Saturday, Aug 18 2007

In the many client meetings I attend each week, I often hear the phrase “we need to get on YouTube” or “we need a MySpace page”. Getting a brand into these popular online properties is often seen as akin to getting past the velvet rope that separates the popular kids from the rest of the world. But uploading brand content to these and other social networks needs as much of a strategy and objective behind it as any other marketing initiative.

Knowing the target audience is crucial in determining if these networks are right for your brand—does your product appeal to that younger, more internet-agile consumer? How often do they watch video online? Do you know what they do when they go online? Taking a strong look (ie. research) at how your consumer behaves within this medium is just as important as understanding how and why they read Women’s Day or watch Desperate Housewives.
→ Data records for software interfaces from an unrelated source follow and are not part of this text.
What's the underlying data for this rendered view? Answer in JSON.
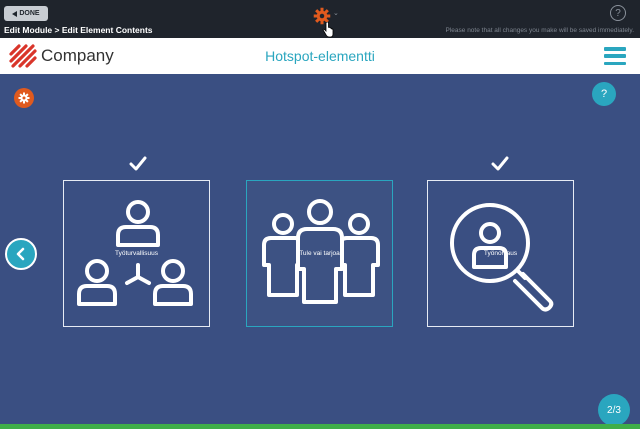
{
  "editor": {
    "done_label": "DONE",
    "breadcrumb": "Edit Module > Edit Element Contents",
    "save_notice": "Please note that all changes you make will be saved immediately.",
    "help_label": "?"
  },
  "module": {
    "company_name": "Company",
    "title": "Hotspot-elementti",
    "help_label": "?",
    "page_indicator": "2/3"
  },
  "cards": [
    {
      "label": "Työturvallisuus",
      "icon": "hierarchy-icon",
      "checked": true
    },
    {
      "label": "Tule vai tarjoa",
      "icon": "team-icon",
      "checked": false
    },
    {
      "label": "Työnohjaus",
      "icon": "search-person-icon",
      "checked": true
    }
  ],
  "colors": {
    "accent": "#2aa6bf",
    "background": "#3a4f82",
    "orange": "#e05a1e",
    "logo": "#d9352a",
    "green": "#3fae49"
  }
}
Because most of the social networks require constant supervision and updating (more so than many websites or microsites that a brand would launch), having plans, and funds, in place for ongoing content development often resembles the plot points of a television or movie script. Telling a story, creating character, working with the variable ebb and flow of entertaining commentary can make or break your presence—the more you plan and create, the better you will be.